*** THE DATA ***

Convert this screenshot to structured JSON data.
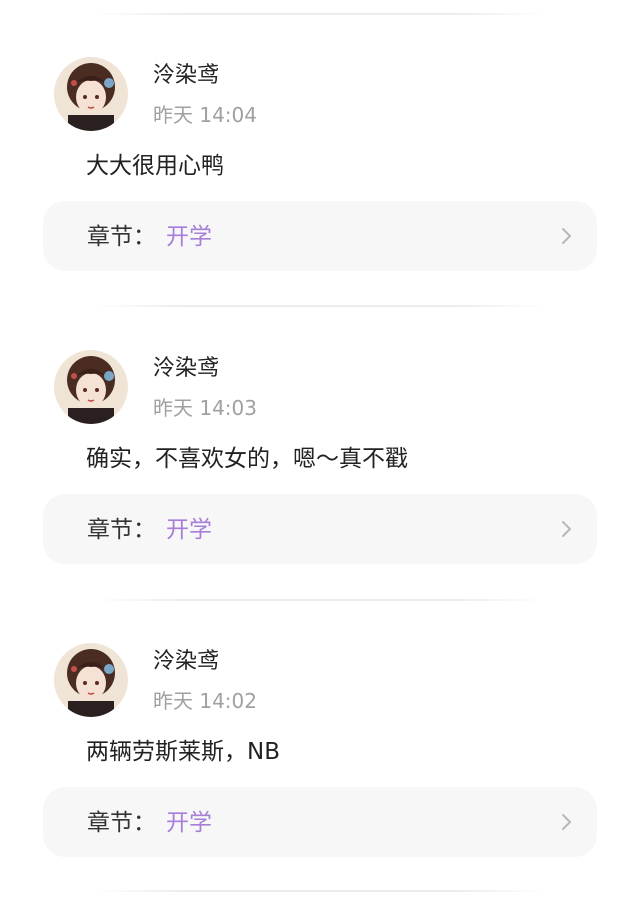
{
  "comments": [
    {
      "user": "泠染鸢",
      "time": "昨天 14:04",
      "text": "大大很用心鸭",
      "chapter_prefix": "章节：",
      "chapter_title": "开学"
    },
    {
      "user": "泠染鸢",
      "time": "昨天 14:03",
      "text": "确实，不喜欢女的，嗯～真不戳",
      "chapter_prefix": "章节：",
      "chapter_title": "开学"
    },
    {
      "user": "泠染鸢",
      "time": "昨天 14:02",
      "text": "两辆劳斯莱斯，NB",
      "chapter_prefix": "章节：",
      "chapter_title": "开学"
    }
  ],
  "icons": {
    "chevron": "chevron-right-icon",
    "avatar": "avatar"
  },
  "colors": {
    "accent": "#a77fd8",
    "card_bg": "#f7f7f8",
    "muted_text": "#a0a0a0"
  }
}
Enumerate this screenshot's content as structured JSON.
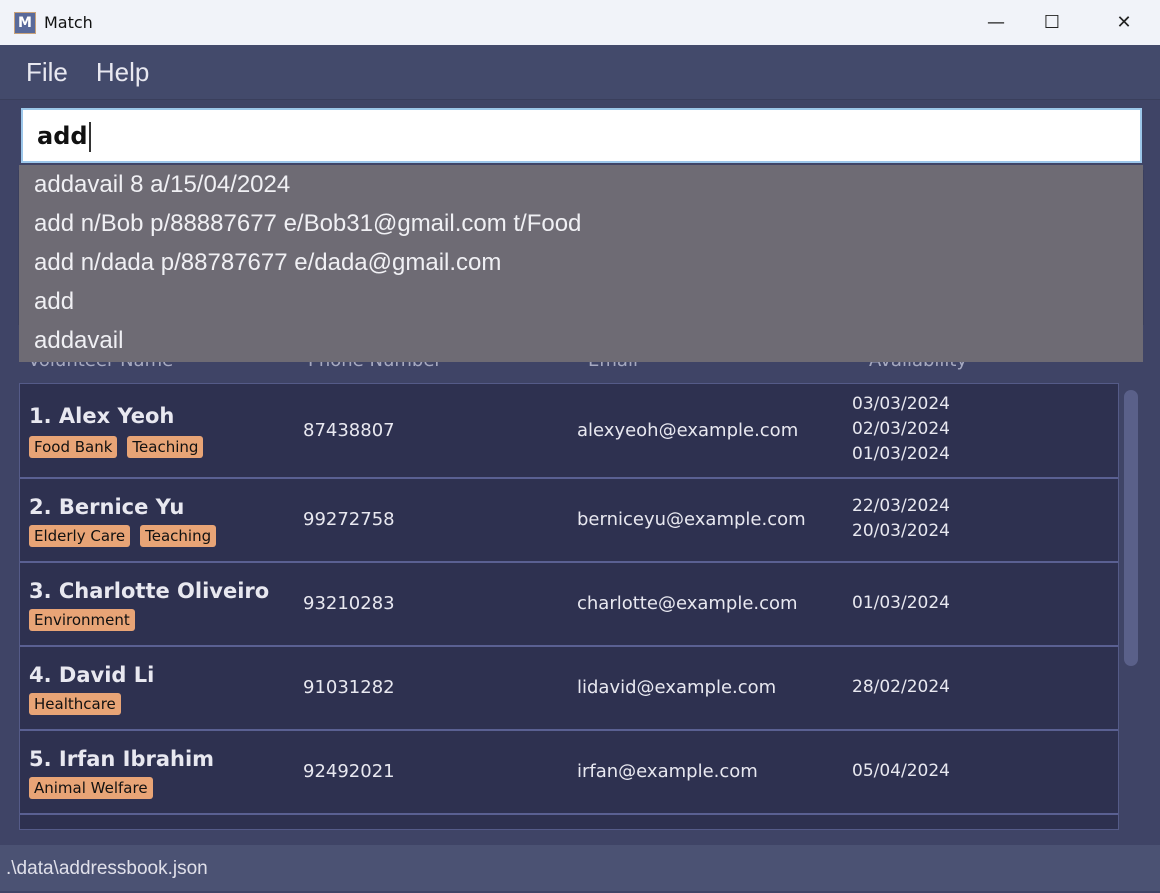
{
  "window": {
    "title": "Match",
    "minimize": "—",
    "maximize": "☐",
    "close": "✕"
  },
  "menu": {
    "file": "File",
    "help": "Help"
  },
  "command": {
    "value": "add"
  },
  "suggestions": [
    "addavail 8 a/15/04/2024",
    "add n/Bob p/88887677 e/Bob31@gmail.com t/Food",
    "add n/dada p/88787677 e/dada@gmail.com",
    "add",
    "addavail"
  ],
  "columns": {
    "name": "Volunteer Name",
    "phone": "Phone Number",
    "email": "Email",
    "availability": "Availability"
  },
  "persons": [
    {
      "name": "1. Alex Yeoh",
      "tags": [
        "Food Bank",
        "Teaching"
      ],
      "phone": "87438807",
      "email": "alexyeoh@example.com",
      "availability": [
        "03/03/2024",
        "02/03/2024",
        "01/03/2024"
      ]
    },
    {
      "name": "2. Bernice Yu",
      "tags": [
        "Elderly Care",
        "Teaching"
      ],
      "phone": "99272758",
      "email": "berniceyu@example.com",
      "availability": [
        "22/03/2024",
        "20/03/2024"
      ]
    },
    {
      "name": "3. Charlotte Oliveiro",
      "tags": [
        "Environment"
      ],
      "phone": "93210283",
      "email": "charlotte@example.com",
      "availability": [
        "01/03/2024"
      ]
    },
    {
      "name": "4. David Li",
      "tags": [
        "Healthcare"
      ],
      "phone": "91031282",
      "email": "lidavid@example.com",
      "availability": [
        "28/02/2024"
      ]
    },
    {
      "name": "5. Irfan Ibrahim",
      "tags": [
        "Animal Welfare"
      ],
      "phone": "92492021",
      "email": "irfan@example.com",
      "availability": [
        "05/04/2024"
      ]
    }
  ],
  "status": {
    "path": ".\\data\\addressbook.json"
  },
  "colors": {
    "tag": "#e8a476",
    "list_bg": "#2e3150",
    "menu_bg": "#434a6b"
  }
}
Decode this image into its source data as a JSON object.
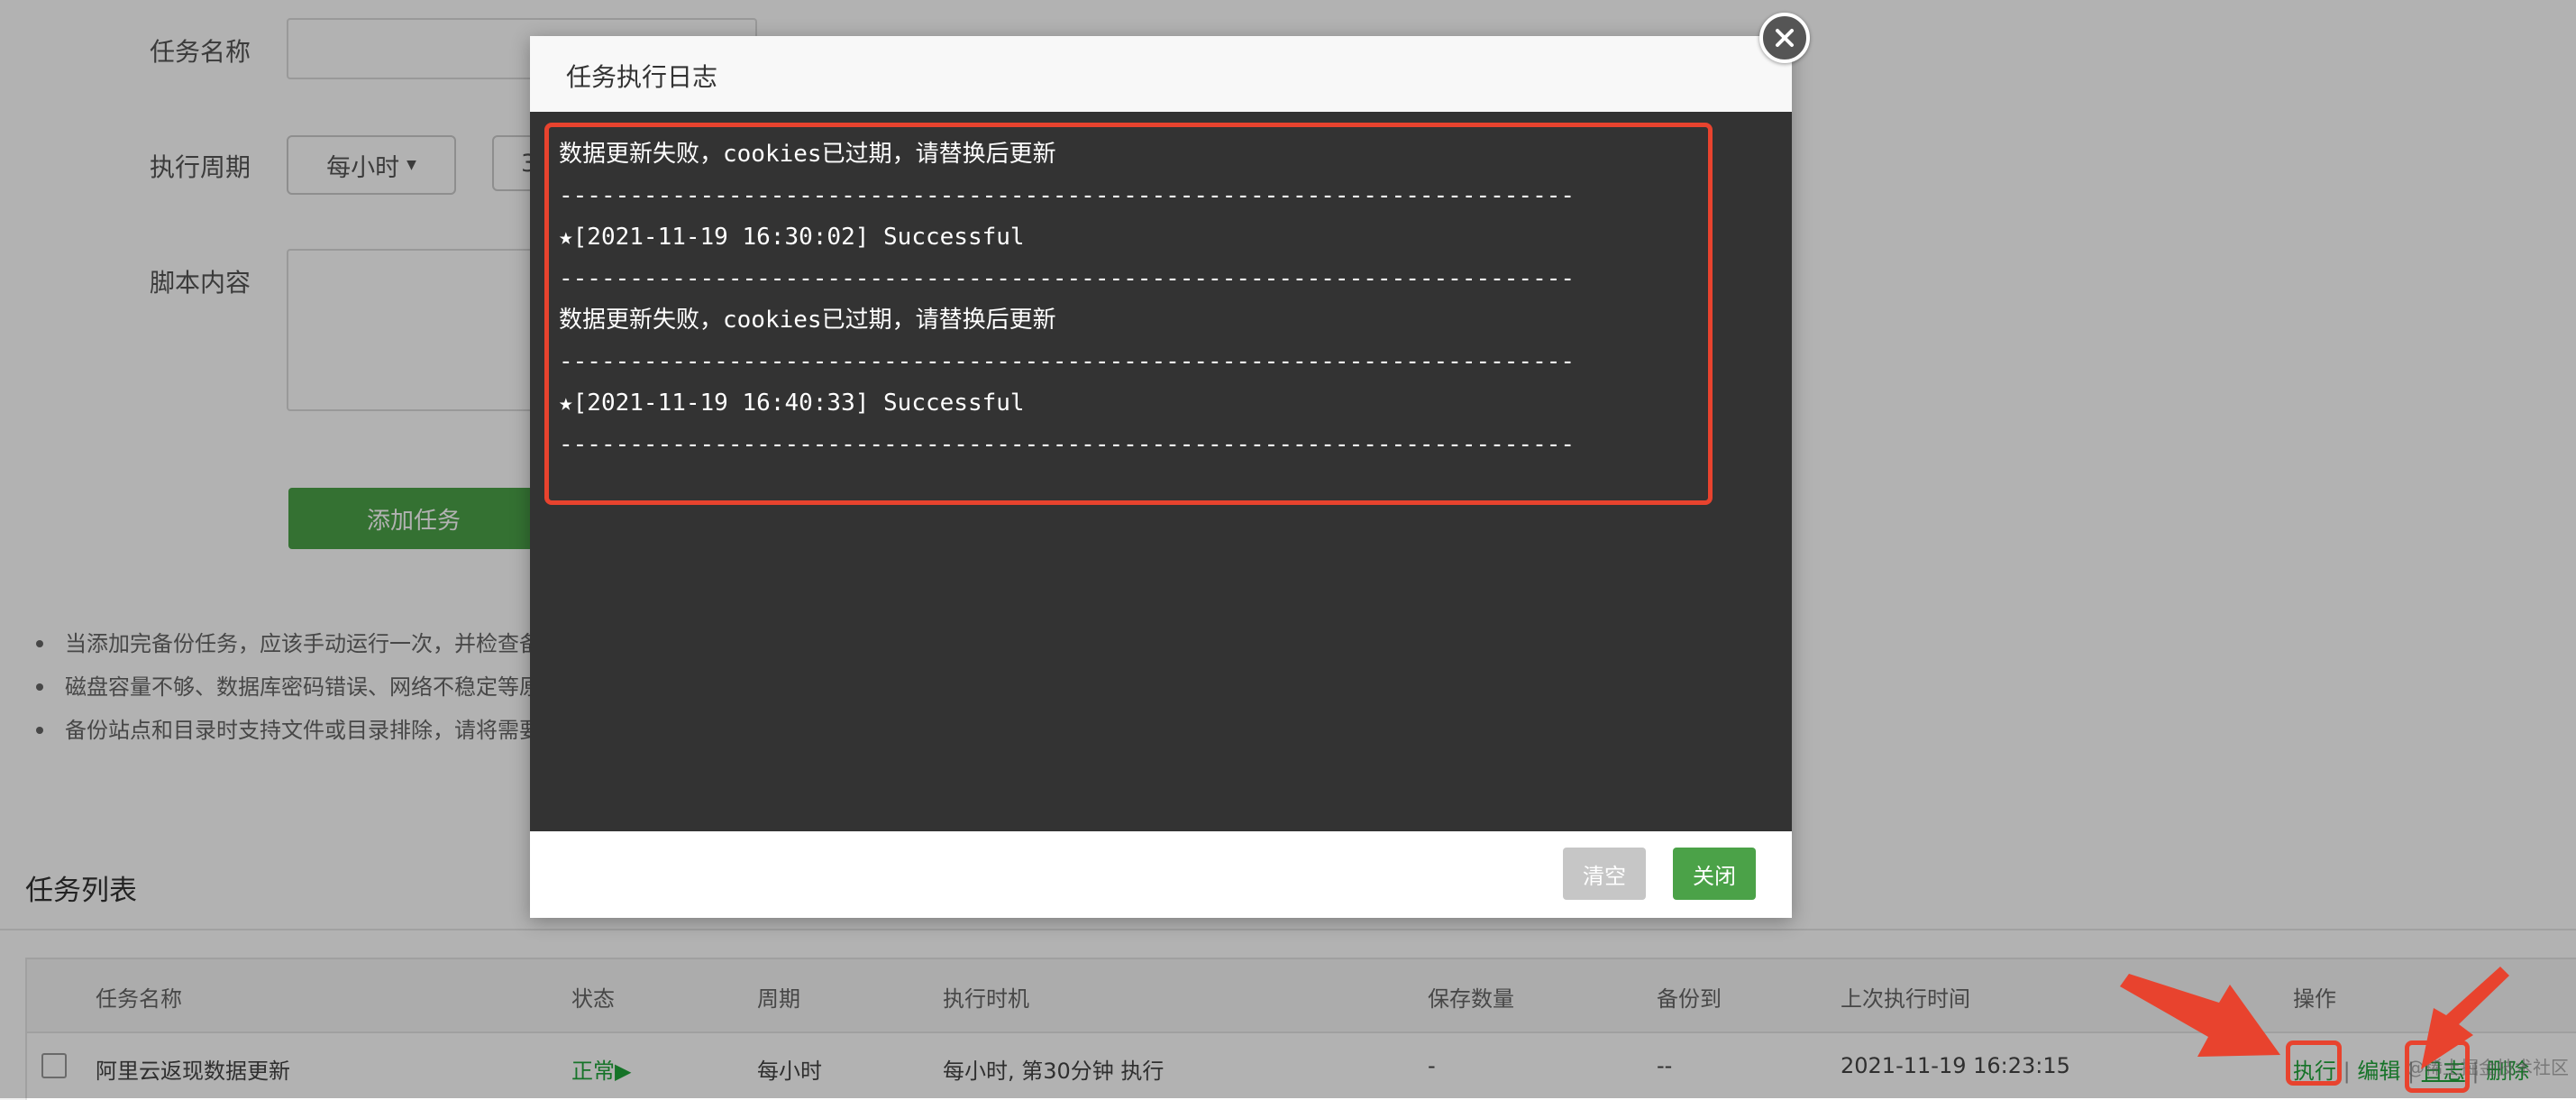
{
  "form": {
    "task_name_label": "任务名称",
    "cycle_label": "执行周期",
    "cycle_value": "每小时",
    "cycle_second_partial": "3",
    "script_label": "脚本内容",
    "add_button": "添加任务",
    "tips": [
      "当添加完备份任务，应该手动运行一次，并检查备",
      "磁盘容量不够、数据库密码错误、网络不稳定等原",
      "备份站点和目录时支持文件或目录排除，请将需要"
    ]
  },
  "task_list": {
    "title": "任务列表",
    "columns": [
      "任务名称",
      "状态",
      "周期",
      "执行时机",
      "保存数量",
      "备份到",
      "上次执行时间",
      "操作"
    ],
    "rows": [
      {
        "name": "阿里云返现数据更新",
        "status": "正常▶",
        "cycle": "每小时",
        "timing": "每小时, 第30分钟 执行",
        "keep": "-",
        "backup_to": "--",
        "last_run": "2021-11-19 16:23:15",
        "ops": {
          "run": "执行",
          "edit": "编辑",
          "log": "日志",
          "delete": "删除"
        }
      }
    ]
  },
  "modal": {
    "title": "任务执行日志",
    "log_lines": [
      "数据更新失败，cookies已过期，请替换后更新",
      "------------------------------------------------------------------------",
      "★[2021-11-19 16:30:02] Successful",
      "------------------------------------------------------------------------",
      "数据更新失败，cookies已过期，请替换后更新",
      "------------------------------------------------------------------------",
      "★[2021-11-19 16:40:33] Successful",
      "------------------------------------------------------------------------"
    ],
    "clear_button": "清空",
    "close_button": "关闭"
  },
  "watermark": "@稀土掘金技术社区",
  "colors": {
    "accent": "#20a53a",
    "button_green": "#4ba248",
    "annotation_red": "#e8432e"
  }
}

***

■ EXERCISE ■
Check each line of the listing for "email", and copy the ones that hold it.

■ OUTPUT ■
    "email": "Email",
      "email": "alexyeoh@example.com",
      "email": "berniceyu@example.com",
      "email": "charlotte@example.com",
      "email": "lidavid@example.com",
      "email": "irfan@example.com",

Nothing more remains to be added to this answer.